As movements like Occupy Wall Street, the Fight for Fifteen, and efforts to guarantee paid family leave come to the forefront to protest the levels of wealth and income inequality, Lessons from the time of Calloway and Gibbons become more poignant.

"When there was more effective collective bargaining and stronger unions, we had much less inequality and wages and productivity mirrored each other much more closely."

“When there was more effective collective bargaining and stronger unions, we had much less inequality and wages and productivity mirrored each other much more closely,” said Bussel.

Another big difference between that era and today was that unions were able to take wages out of competition — creating national agreements to make sure wages and working conditions were pretty much equal across the country. Today, with globalization and capital flight, unions just don’t function the same way. Strikes are also much harder to sustain today as an effective mode of organizing.

Bussel said that Gibbons and Calloway’s work either directly created or inspired local institutions like the Metropolitan Sewer District, the Bi-State Development Agency, St. Louis Community College System and public housing for seniors.

He also said that a more philosophical level of influence is held by the two even today:

“This idea that workers could use their expertise, knowledge and insight from the workplace to inform and enhance their lives as citizens to be active and effective in the community — not just voting but to really be involved as active, civic participants is a critical part of their legacy that speaks to us today,” he said.

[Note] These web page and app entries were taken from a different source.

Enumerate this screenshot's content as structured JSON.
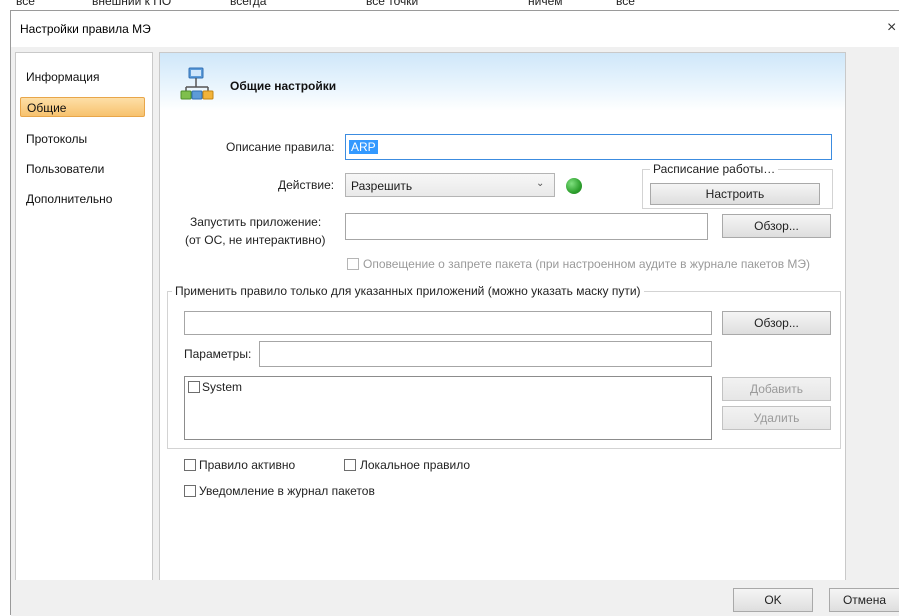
{
  "background": {
    "partial_text": [
      "все",
      "внешний к ПО",
      "всегда",
      "все точки",
      "ничем",
      "все"
    ]
  },
  "dialog": {
    "title": "Настройки правила МЭ",
    "close": "×"
  },
  "sidebar": {
    "items": [
      {
        "label": "Информация",
        "active": false
      },
      {
        "label": "Общие",
        "active": true
      },
      {
        "label": "Протоколы",
        "active": false
      },
      {
        "label": "Пользователи",
        "active": false
      },
      {
        "label": "Дополнительно",
        "active": false
      }
    ]
  },
  "header": {
    "title": "Общие настройки",
    "icon": "network-icon"
  },
  "form": {
    "description_label": "Описание правила:",
    "description_value": "ARP",
    "action_label": "Действие:",
    "action_value": "Разрешить",
    "status_color": "#2fa12f",
    "schedule_label": "Расписание работы…",
    "configure_button": "Настроить",
    "run_app_label_1": "Запустить приложение:",
    "run_app_label_2": "(от ОС, не интерактивно)",
    "run_app_value": "",
    "browse_button": "Обзор...",
    "notify_block": "Оповещение о запрете пакета (при настроенном аудите в журнале пакетов МЭ)",
    "apply_group_label": "Применить правило только для указанных приложений (можно указать маску пути)",
    "apply_path_value": "",
    "browse_button_2": "Обзор...",
    "params_label": "Параметры:",
    "params_value": "",
    "app_list": [
      "System"
    ],
    "add_button": "Добавить",
    "delete_button": "Удалить",
    "rule_active": "Правило активно",
    "local_rule": "Локальное правило",
    "log_notify": "Уведомление в журнал пакетов"
  },
  "footer": {
    "ok": "OK",
    "cancel": "Отмена"
  },
  "colors": {
    "accent": "#f7c26e",
    "header": "#cfe7f9",
    "focus": "#3c8ce0"
  }
}
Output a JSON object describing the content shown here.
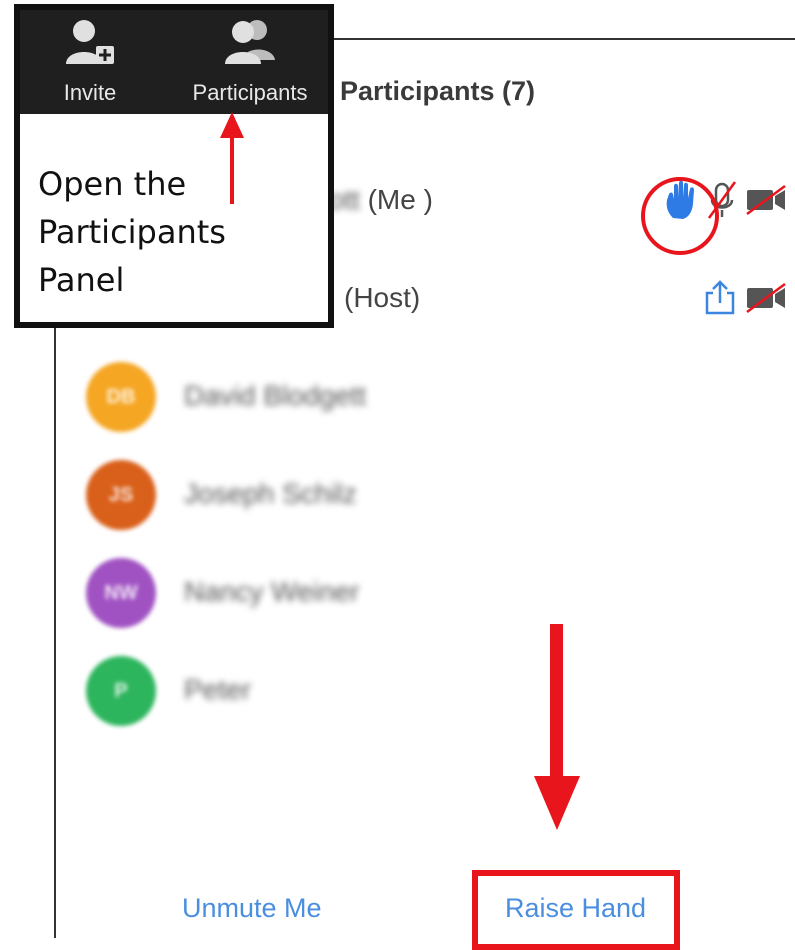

"St. Louis on the Air" discusses issues and concerns facing the St. Louis area. The show is produced by Mary EdwardsAlex Heuer and Kelly Moffitt and hosted by veteran journalist Don Marsh. Follow us on Twitter and join the conversation at @STLonAir.